[Try it] Please find every line of the listing below where "legend" occurs and copy it.

[Input data]
————————

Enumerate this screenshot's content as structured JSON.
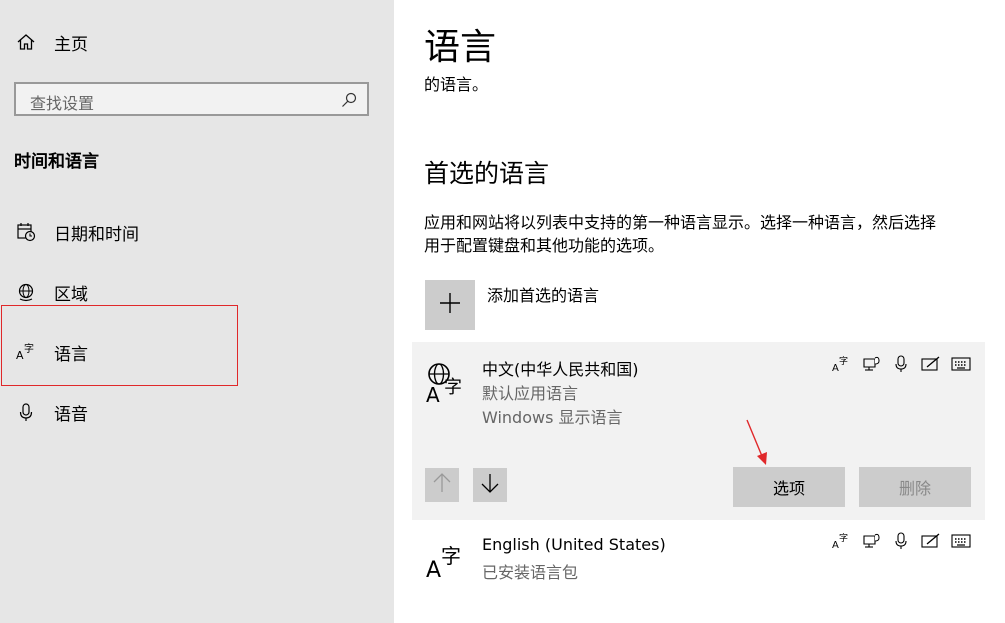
{
  "sidebar": {
    "home_label": "主页",
    "search_placeholder": "查找设置",
    "section_title": "时间和语言",
    "items": [
      {
        "label": "日期和时间",
        "icon": "calendar-clock-icon"
      },
      {
        "label": "区域",
        "icon": "globe-region-icon"
      },
      {
        "label": "语言",
        "icon": "language-icon",
        "selected": true
      },
      {
        "label": "语音",
        "icon": "microphone-icon"
      }
    ]
  },
  "main": {
    "title": "语言",
    "subtitle": "的语言。",
    "preferred_heading": "首选的语言",
    "description_line1": "应用和网站将以列表中支持的第一种语言显示。选择一种语言，然后选择",
    "description_line2": "用于配置键盘和其他功能的选项。",
    "add_label": "添加首选的语言",
    "languages": [
      {
        "name": "中文(中华人民共和国)",
        "line1": "默认应用语言",
        "line2": "Windows 显示语言",
        "options_label": "选项",
        "remove_label": "删除"
      },
      {
        "name": "English (United States)",
        "line1": "已安装语言包"
      }
    ]
  },
  "colors": {
    "sidebar_bg": "#e6e6e6",
    "card_bg": "#f2f2f2",
    "button_bg": "#cccccc",
    "annotation_red": "#e0282a"
  }
}
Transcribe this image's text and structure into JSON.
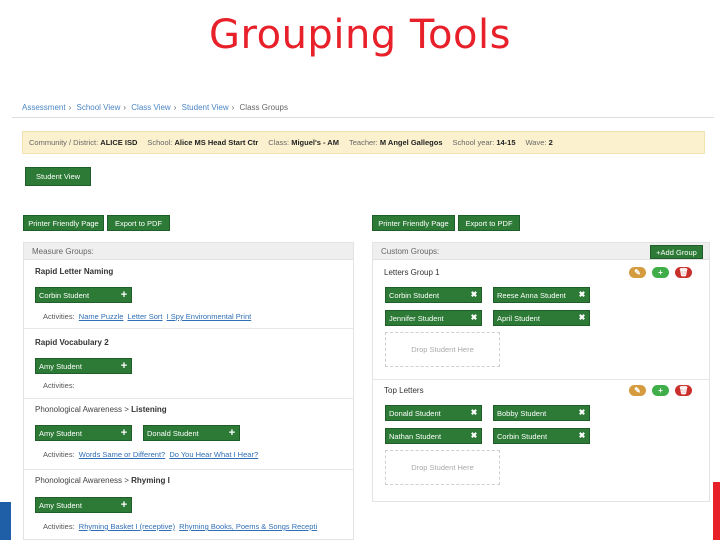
{
  "slide": {
    "title": "Grouping Tools"
  },
  "breadcrumb": [
    "Assessment",
    "School View",
    "Class View",
    "Student View",
    "Class Groups"
  ],
  "info": [
    {
      "label": "Community / District:",
      "value": "ALICE ISD"
    },
    {
      "label": "School:",
      "value": "Alice MS Head Start Ctr"
    },
    {
      "label": "Class:",
      "value": "Miguel's - AM"
    },
    {
      "label": "Teacher:",
      "value": "M Angel Gallegos"
    },
    {
      "label": "School year:",
      "value": "14-15"
    },
    {
      "label": "Wave:",
      "value": "2"
    }
  ],
  "buttons": {
    "student_view": "Student View",
    "printer_friendly": "Printer Friendly Page",
    "export_pdf": "Export to PDF",
    "add_group": "+Add Group"
  },
  "measure": {
    "header": "Measure Groups:",
    "activities_label": "Activities:",
    "groups": [
      {
        "prefix": "",
        "title": "Rapid Letter Naming",
        "students": [
          "Corbin Student"
        ],
        "activities": [
          "Name Puzzle",
          "Letter Sort",
          "I Spy Environmental Print"
        ]
      },
      {
        "prefix": "",
        "title": "Rapid Vocabulary 2",
        "students": [
          "Amy Student"
        ],
        "activities": []
      },
      {
        "prefix": "Phonological Awareness > ",
        "title": "Listening",
        "students": [
          "Amy Student",
          "Donald Student"
        ],
        "activities": [
          "Words Same or Different?",
          "Do You Hear What I Hear?"
        ]
      },
      {
        "prefix": "Phonological Awareness > ",
        "title": "Rhyming I",
        "students": [
          "Amy Student"
        ],
        "activities": [
          "Rhyming Basket I (receptive)",
          "Rhyming Books, Poems & Songs Recepti"
        ]
      }
    ]
  },
  "custom": {
    "header": "Custom Groups:",
    "drop_text": "Drop Student Here",
    "groups": [
      {
        "title": "Letters Group 1",
        "students": [
          "Corbin Student",
          "Reese Anna Student",
          "Jennifer Student",
          "April Student"
        ]
      },
      {
        "title": "Top Letters",
        "students": [
          "Donald Student",
          "Bobby Student",
          "Nathan Student",
          "Corbin Student"
        ]
      }
    ]
  },
  "icons": {
    "add": "plus-icon",
    "remove": "close-icon",
    "edit": "pencil-icon",
    "delete": "trash-icon"
  },
  "colors": {
    "title_red": "#e8202a",
    "button_green": "#2c7a36",
    "link_blue": "#2f6fb5",
    "info_bg": "#fbf1cf"
  }
}
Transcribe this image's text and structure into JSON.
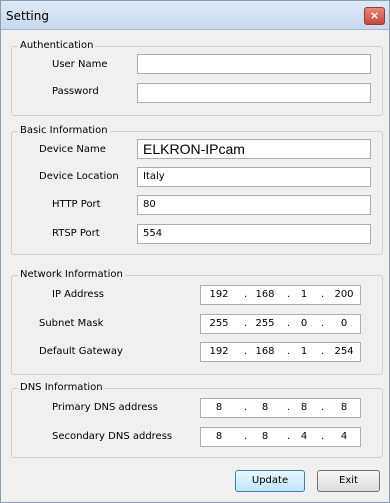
{
  "window": {
    "title": "Setting",
    "close_glyph": "×"
  },
  "authentication": {
    "legend": "Authentication",
    "user_name_label": "User Name",
    "user_name_value": "",
    "password_label": "Password",
    "password_value": ""
  },
  "basic": {
    "legend": "Basic Information",
    "device_name_label": "Device Name",
    "device_name_value": "ELKRON-IPcam",
    "device_location_label": "Device Location",
    "device_location_value": "Italy",
    "http_port_label": "HTTP Port",
    "http_port_value": "80",
    "rtsp_port_label": "RTSP Port",
    "rtsp_port_value": "554"
  },
  "network": {
    "legend": "Network Information",
    "ip_label": "IP Address",
    "ip": [
      "192",
      "168",
      "1",
      "200"
    ],
    "mask_label": "Subnet Mask",
    "mask": [
      "255",
      "255",
      "0",
      "0"
    ],
    "gateway_label": "Default Gateway",
    "gateway": [
      "192",
      "168",
      "1",
      "254"
    ]
  },
  "dns": {
    "legend": "DNS Information",
    "primary_label": "Primary DNS address",
    "primary": [
      "8",
      "8",
      "8",
      "8"
    ],
    "secondary_label": "Secondary DNS address",
    "secondary": [
      "8",
      "8",
      "4",
      "4"
    ]
  },
  "buttons": {
    "update": "Update",
    "exit": "Exit"
  },
  "ip_dot": "."
}
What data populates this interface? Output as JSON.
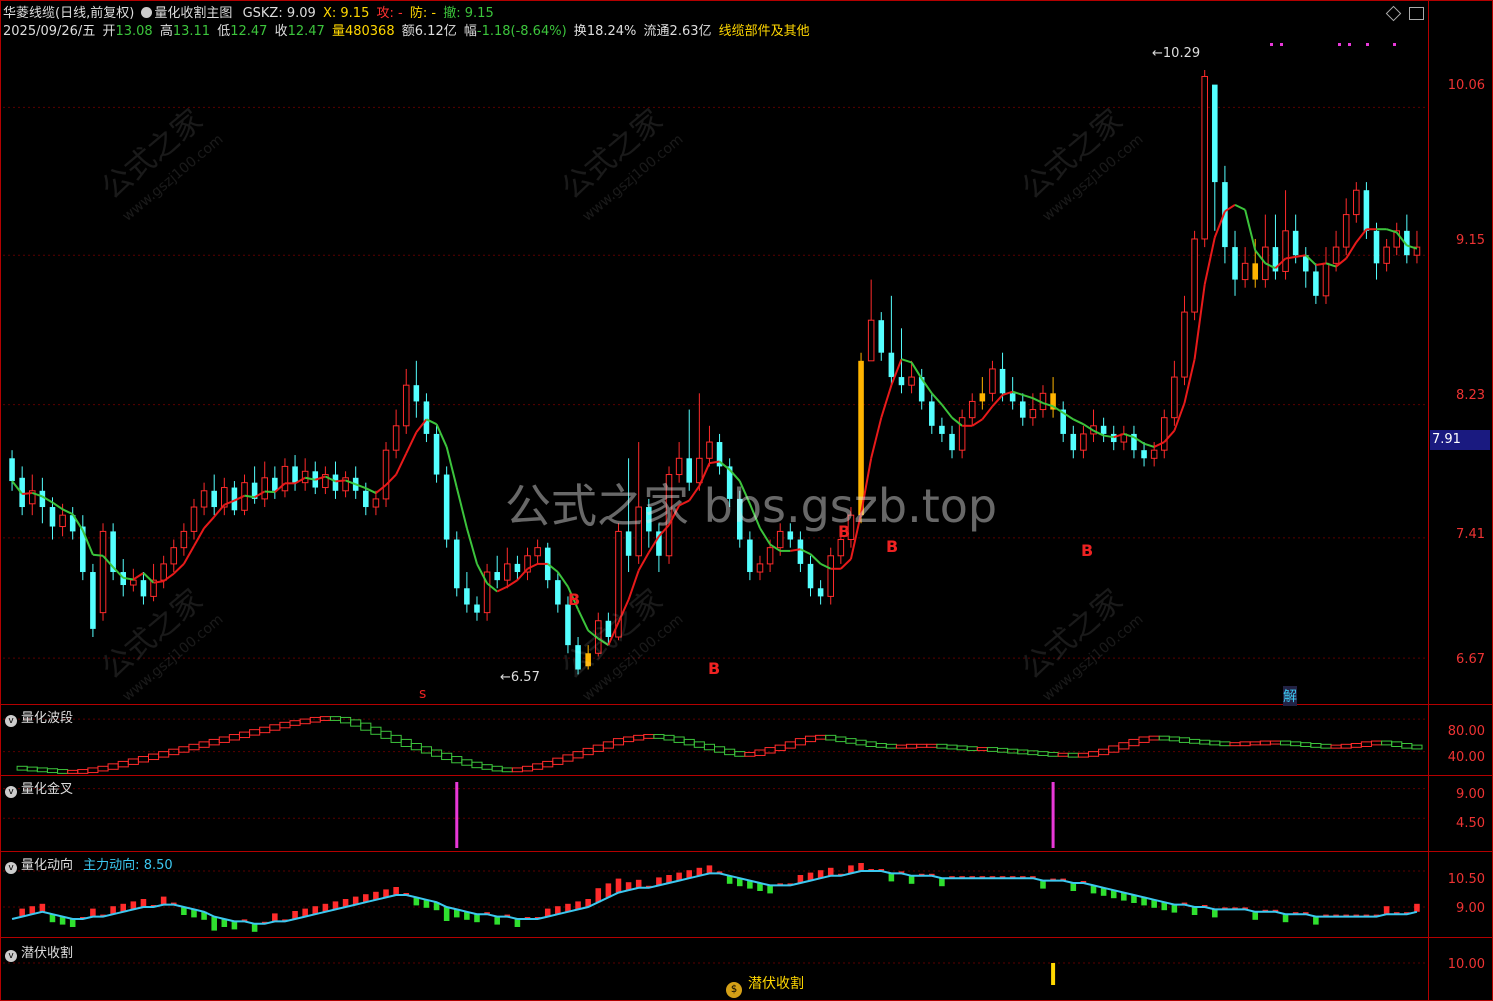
{
  "header": {
    "title": "华菱线缆(日线,前复权)",
    "indicator": "量化收割主图",
    "gskz_label": "GSKZ:",
    "gskz_value": "9.09",
    "x_label": "X:",
    "x_value": "9.15",
    "gong_label": "攻:",
    "gong_value": "-",
    "fang_label": "防:",
    "fang_value": "-",
    "che_label": "撤:",
    "che_value": "9.15",
    "date": "2025/09/26/五",
    "open_label": "开",
    "open": "13.08",
    "high_label": "高",
    "high": "13.11",
    "low_label": "低",
    "low": "12.47",
    "close_label": "收",
    "close": "12.47",
    "vol_label": "量",
    "vol": "480368",
    "amt_label": "额",
    "amt": "6.12亿",
    "chg_label": "幅",
    "chg": "-1.18(-8.64%)",
    "turn_label": "换",
    "turn": "18.24%",
    "float_label": "流通",
    "float": "2.63亿",
    "sector": "线缆部件及其他"
  },
  "watermark": {
    "big": "公式之家 bbs.gszb.top",
    "small_cn": "公式之家",
    "small_url": "www.gszj100.com"
  },
  "colors": {
    "up": "#ff2b2b",
    "down": "#54ffff",
    "signal": "#ffb400",
    "ma_up": "#e81a1a",
    "ma_down": "#3cc43c",
    "axis": "#b30000",
    "magenta": "#e838d8",
    "cyan_line": "#3cc8f0",
    "yellow": "#ffd700"
  },
  "main_panel": {
    "y_ticks": [
      "10.06",
      "9.15",
      "8.23",
      "7.41",
      "6.67"
    ],
    "current_price": "7.91",
    "high_annotation": "10.29",
    "low_annotation": "6.57",
    "bottom_labels": {
      "s": "s",
      "jie": "解"
    },
    "markers": [
      "B",
      "B",
      "B",
      "B",
      "B"
    ]
  },
  "sub_panels": [
    {
      "title": "量化波段",
      "ticks": [
        "80.00",
        "40.00"
      ]
    },
    {
      "title": "量化金叉",
      "ticks": [
        "9.00",
        "4.50"
      ]
    },
    {
      "title": "量化动向",
      "extra_label": "主力动向:",
      "extra_value": "8.50",
      "ticks": [
        "10.50",
        "9.00"
      ]
    },
    {
      "title": "潜伏收割",
      "ticks": [
        "10.00"
      ],
      "signal_text": "潜伏收割"
    }
  ],
  "chart_data": {
    "type": "candlestick",
    "x_count": 140,
    "ylim": [
      6.4,
      10.45
    ],
    "ylabel": "",
    "y_ticks": [
      10.06,
      9.15,
      8.23,
      7.41,
      6.67
    ],
    "candles": [
      [
        7.9,
        7.76,
        7.95,
        7.7
      ],
      [
        7.78,
        7.6,
        7.85,
        7.55
      ],
      [
        7.62,
        7.7,
        7.8,
        7.55
      ],
      [
        7.7,
        7.6,
        7.78,
        7.5
      ],
      [
        7.6,
        7.48,
        7.66,
        7.4
      ],
      [
        7.48,
        7.55,
        7.62,
        7.42
      ],
      [
        7.55,
        7.45,
        7.6,
        7.4
      ],
      [
        7.48,
        7.2,
        7.55,
        7.15
      ],
      [
        7.2,
        6.85,
        7.25,
        6.8
      ],
      [
        6.95,
        7.45,
        7.5,
        6.9
      ],
      [
        7.45,
        7.2,
        7.5,
        7.15
      ],
      [
        7.2,
        7.12,
        7.28,
        7.05
      ],
      [
        7.12,
        7.15,
        7.22,
        7.08
      ],
      [
        7.15,
        7.05,
        7.2,
        7.0
      ],
      [
        7.05,
        7.15,
        7.25,
        7.02
      ],
      [
        7.15,
        7.25,
        7.3,
        7.1
      ],
      [
        7.25,
        7.35,
        7.4,
        7.2
      ],
      [
        7.35,
        7.45,
        7.5,
        7.3
      ],
      [
        7.45,
        7.6,
        7.65,
        7.4
      ],
      [
        7.6,
        7.7,
        7.75,
        7.55
      ],
      [
        7.7,
        7.6,
        7.8,
        7.55
      ],
      [
        7.6,
        7.72,
        7.78,
        7.55
      ],
      [
        7.72,
        7.58,
        7.76,
        7.55
      ],
      [
        7.58,
        7.75,
        7.8,
        7.55
      ],
      [
        7.75,
        7.65,
        7.85,
        7.62
      ],
      [
        7.65,
        7.78,
        7.88,
        7.6
      ],
      [
        7.78,
        7.7,
        7.85,
        7.65
      ],
      [
        7.7,
        7.85,
        7.9,
        7.66
      ],
      [
        7.85,
        7.75,
        7.92,
        7.7
      ],
      [
        7.75,
        7.82,
        7.9,
        7.7
      ],
      [
        7.82,
        7.72,
        7.88,
        7.68
      ],
      [
        7.72,
        7.8,
        7.85,
        7.68
      ],
      [
        7.8,
        7.7,
        7.88,
        7.65
      ],
      [
        7.7,
        7.78,
        7.82,
        7.66
      ],
      [
        7.78,
        7.7,
        7.85,
        7.65
      ],
      [
        7.7,
        7.6,
        7.75,
        7.55
      ],
      [
        7.6,
        7.65,
        7.7,
        7.55
      ],
      [
        7.65,
        7.95,
        8.0,
        7.6
      ],
      [
        7.95,
        8.1,
        8.2,
        7.9
      ],
      [
        8.1,
        8.35,
        8.45,
        8.05
      ],
      [
        8.35,
        8.25,
        8.5,
        8.15
      ],
      [
        8.25,
        8.05,
        8.3,
        8.0
      ],
      [
        8.05,
        7.8,
        8.1,
        7.75
      ],
      [
        7.8,
        7.4,
        7.85,
        7.35
      ],
      [
        7.4,
        7.1,
        7.45,
        7.05
      ],
      [
        7.1,
        7.0,
        7.2,
        6.95
      ],
      [
        7.0,
        6.95,
        7.05,
        6.9
      ],
      [
        6.95,
        7.2,
        7.25,
        6.9
      ],
      [
        7.2,
        7.15,
        7.3,
        7.1
      ],
      [
        7.15,
        7.25,
        7.35,
        7.1
      ],
      [
        7.25,
        7.2,
        7.3,
        7.15
      ],
      [
        7.2,
        7.3,
        7.35,
        7.15
      ],
      [
        7.3,
        7.35,
        7.4,
        7.25
      ],
      [
        7.35,
        7.15,
        7.38,
        7.1
      ],
      [
        7.15,
        7.0,
        7.2,
        6.95
      ],
      [
        7.0,
        6.75,
        7.05,
        6.7
      ],
      [
        6.75,
        6.6,
        6.8,
        6.57
      ],
      [
        6.62,
        6.7,
        6.75,
        6.6
      ],
      [
        6.7,
        6.9,
        6.95,
        6.68
      ],
      [
        6.9,
        6.8,
        6.95,
        6.75
      ],
      [
        6.8,
        7.45,
        7.5,
        6.78
      ],
      [
        7.45,
        7.3,
        7.9,
        7.2
      ],
      [
        7.3,
        7.6,
        8.0,
        7.25
      ],
      [
        7.6,
        7.45,
        7.65,
        7.35
      ],
      [
        7.45,
        7.3,
        7.5,
        7.2
      ],
      [
        7.3,
        7.8,
        7.85,
        7.25
      ],
      [
        7.8,
        7.9,
        8.0,
        7.75
      ],
      [
        7.9,
        7.75,
        8.2,
        7.7
      ],
      [
        7.75,
        7.9,
        8.3,
        7.7
      ],
      [
        7.9,
        8.0,
        8.1,
        7.85
      ],
      [
        8.0,
        7.85,
        8.05,
        7.8
      ],
      [
        7.85,
        7.65,
        7.9,
        7.6
      ],
      [
        7.65,
        7.4,
        7.7,
        7.35
      ],
      [
        7.4,
        7.2,
        7.45,
        7.15
      ],
      [
        7.2,
        7.25,
        7.3,
        7.15
      ],
      [
        7.25,
        7.35,
        7.4,
        7.2
      ],
      [
        7.35,
        7.45,
        7.5,
        7.3
      ],
      [
        7.45,
        7.4,
        7.5,
        7.35
      ],
      [
        7.4,
        7.25,
        7.45,
        7.2
      ],
      [
        7.25,
        7.1,
        7.3,
        7.05
      ],
      [
        7.1,
        7.05,
        7.15,
        7.0
      ],
      [
        7.05,
        7.3,
        7.35,
        7.0
      ],
      [
        7.3,
        7.4,
        7.45,
        7.25
      ],
      [
        7.4,
        7.55,
        7.6,
        7.35
      ],
      [
        7.55,
        8.5,
        8.55,
        7.5
      ],
      [
        8.5,
        8.75,
        9.0,
        8.5
      ],
      [
        8.75,
        8.55,
        8.8,
        8.5
      ],
      [
        8.55,
        8.4,
        8.9,
        8.35
      ],
      [
        8.4,
        8.35,
        8.7,
        8.3
      ],
      [
        8.35,
        8.4,
        8.5,
        8.3
      ],
      [
        8.4,
        8.25,
        8.45,
        8.2
      ],
      [
        8.25,
        8.1,
        8.3,
        8.05
      ],
      [
        8.1,
        8.05,
        8.15,
        8.0
      ],
      [
        8.05,
        7.95,
        8.1,
        7.9
      ],
      [
        7.95,
        8.15,
        8.2,
        7.9
      ],
      [
        8.15,
        8.25,
        8.3,
        8.1
      ],
      [
        8.25,
        8.3,
        8.4,
        8.2
      ],
      [
        8.3,
        8.45,
        8.5,
        8.25
      ],
      [
        8.45,
        8.3,
        8.55,
        8.25
      ],
      [
        8.3,
        8.25,
        8.4,
        8.2
      ],
      [
        8.25,
        8.15,
        8.3,
        8.1
      ],
      [
        8.15,
        8.2,
        8.3,
        8.1
      ],
      [
        8.2,
        8.3,
        8.35,
        8.15
      ],
      [
        8.3,
        8.2,
        8.4,
        8.15
      ],
      [
        8.2,
        8.05,
        8.25,
        8.0
      ],
      [
        8.05,
        7.95,
        8.1,
        7.9
      ],
      [
        7.95,
        8.05,
        8.1,
        7.9
      ],
      [
        8.05,
        8.1,
        8.2,
        8.0
      ],
      [
        8.1,
        8.05,
        8.15,
        8.0
      ],
      [
        8.05,
        8.0,
        8.1,
        7.95
      ],
      [
        8.0,
        8.05,
        8.1,
        7.95
      ],
      [
        8.05,
        7.95,
        8.1,
        7.9
      ],
      [
        7.95,
        7.9,
        8.0,
        7.85
      ],
      [
        7.9,
        7.95,
        8.0,
        7.85
      ],
      [
        7.95,
        8.15,
        8.2,
        7.9
      ],
      [
        8.15,
        8.4,
        8.5,
        8.1
      ],
      [
        8.4,
        8.8,
        8.9,
        8.35
      ],
      [
        8.8,
        9.25,
        9.3,
        8.75
      ],
      [
        9.25,
        10.25,
        10.29,
        9.2
      ],
      [
        10.2,
        9.6,
        10.0,
        9.3
      ],
      [
        9.6,
        9.2,
        9.7,
        9.1
      ],
      [
        9.2,
        9.0,
        9.3,
        8.9
      ],
      [
        9.0,
        9.1,
        9.2,
        8.95
      ],
      [
        9.1,
        9.0,
        9.25,
        8.95
      ],
      [
        9.0,
        9.2,
        9.4,
        8.95
      ],
      [
        9.2,
        9.05,
        9.4,
        9.0
      ],
      [
        9.05,
        9.3,
        9.55,
        9.0
      ],
      [
        9.3,
        9.15,
        9.4,
        9.1
      ],
      [
        9.15,
        9.05,
        9.2,
        8.95
      ],
      [
        9.05,
        8.9,
        9.1,
        8.85
      ],
      [
        8.9,
        9.1,
        9.2,
        8.85
      ],
      [
        9.1,
        9.2,
        9.3,
        9.05
      ],
      [
        9.2,
        9.4,
        9.5,
        9.15
      ],
      [
        9.4,
        9.55,
        9.6,
        9.35
      ],
      [
        9.55,
        9.3,
        9.6,
        9.25
      ],
      [
        9.3,
        9.1,
        9.35,
        9.0
      ],
      [
        9.1,
        9.2,
        9.25,
        9.05
      ],
      [
        9.2,
        9.3,
        9.35,
        9.15
      ],
      [
        9.3,
        9.15,
        9.4,
        9.1
      ],
      [
        9.15,
        9.2,
        9.3,
        9.1
      ]
    ],
    "signal_indices": [
      57,
      84,
      96,
      103,
      123
    ],
    "series": [
      {
        "values": []
      }
    ],
    "sub_wave": [
      22,
      21,
      20,
      19,
      18,
      17,
      17,
      18,
      20,
      22,
      25,
      28,
      31,
      34,
      37,
      40,
      43,
      46,
      49,
      52,
      55,
      58,
      61,
      64,
      67,
      70,
      73,
      76,
      78,
      80,
      82,
      83,
      82,
      79,
      75,
      70,
      65,
      60,
      55,
      50,
      46,
      42,
      38,
      34,
      30,
      27,
      24,
      22,
      20,
      19,
      20,
      22,
      25,
      28,
      32,
      36,
      40,
      44,
      48,
      52,
      56,
      58,
      60,
      61,
      60,
      58,
      55,
      52,
      49,
      46,
      43,
      40,
      38,
      39,
      42,
      45,
      48,
      52,
      56,
      59,
      60,
      58,
      56,
      54,
      52,
      50,
      49,
      48,
      48,
      49,
      49,
      49,
      48,
      47,
      46,
      45,
      45,
      44,
      43,
      42,
      41,
      40,
      39,
      38,
      38,
      37,
      38,
      40,
      43,
      47,
      51,
      55,
      58,
      59,
      58,
      57,
      55,
      54,
      53,
      52,
      51,
      51,
      52,
      52,
      53,
      53,
      52,
      51,
      50,
      49,
      48,
      48,
      49,
      50,
      52,
      53,
      52,
      50,
      48,
      47
    ],
    "sub_cross_indices": [
      44,
      103
    ],
    "sub_dir": [
      8.5,
      8.6,
      8.7,
      8.8,
      8.7,
      8.6,
      8.5,
      8.5,
      8.6,
      8.6,
      8.7,
      8.8,
      8.9,
      9.0,
      9.0,
      9.1,
      9.1,
      9.0,
      8.9,
      8.8,
      8.6,
      8.5,
      8.4,
      8.4,
      8.3,
      8.3,
      8.4,
      8.4,
      8.5,
      8.6,
      8.7,
      8.8,
      8.9,
      9.0,
      9.1,
      9.2,
      9.3,
      9.4,
      9.5,
      9.5,
      9.4,
      9.3,
      9.2,
      9.0,
      8.9,
      8.8,
      8.7,
      8.7,
      8.6,
      8.6,
      8.5,
      8.5,
      8.5,
      8.6,
      8.7,
      8.8,
      8.9,
      9.0,
      9.2,
      9.4,
      9.6,
      9.7,
      9.8,
      9.8,
      9.9,
      10.0,
      10.1,
      10.2,
      10.3,
      10.4,
      10.4,
      10.3,
      10.2,
      10.1,
      10.0,
      9.9,
      9.9,
      9.9,
      10.0,
      10.1,
      10.2,
      10.3,
      10.3,
      10.4,
      10.5,
      10.5,
      10.5,
      10.4,
      10.4,
      10.3,
      10.3,
      10.3,
      10.2,
      10.2,
      10.2,
      10.2,
      10.2,
      10.2,
      10.2,
      10.2,
      10.2,
      10.2,
      10.1,
      10.1,
      10.1,
      10.0,
      10.0,
      9.9,
      9.8,
      9.7,
      9.6,
      9.5,
      9.4,
      9.3,
      9.2,
      9.1,
      9.1,
      9.0,
      9.0,
      8.9,
      8.9,
      8.9,
      8.9,
      8.8,
      8.8,
      8.8,
      8.7,
      8.7,
      8.7,
      8.6,
      8.6,
      8.6,
      8.6,
      8.6,
      8.6,
      8.6,
      8.7,
      8.7,
      8.7,
      8.8
    ],
    "latent_signal_index": 103
  }
}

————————

[Solution for this exercise]
    "legend": "Authentication",
    "legend": "Basic Information",
    "legend": "Network Information",
    "legend": "DNS Information",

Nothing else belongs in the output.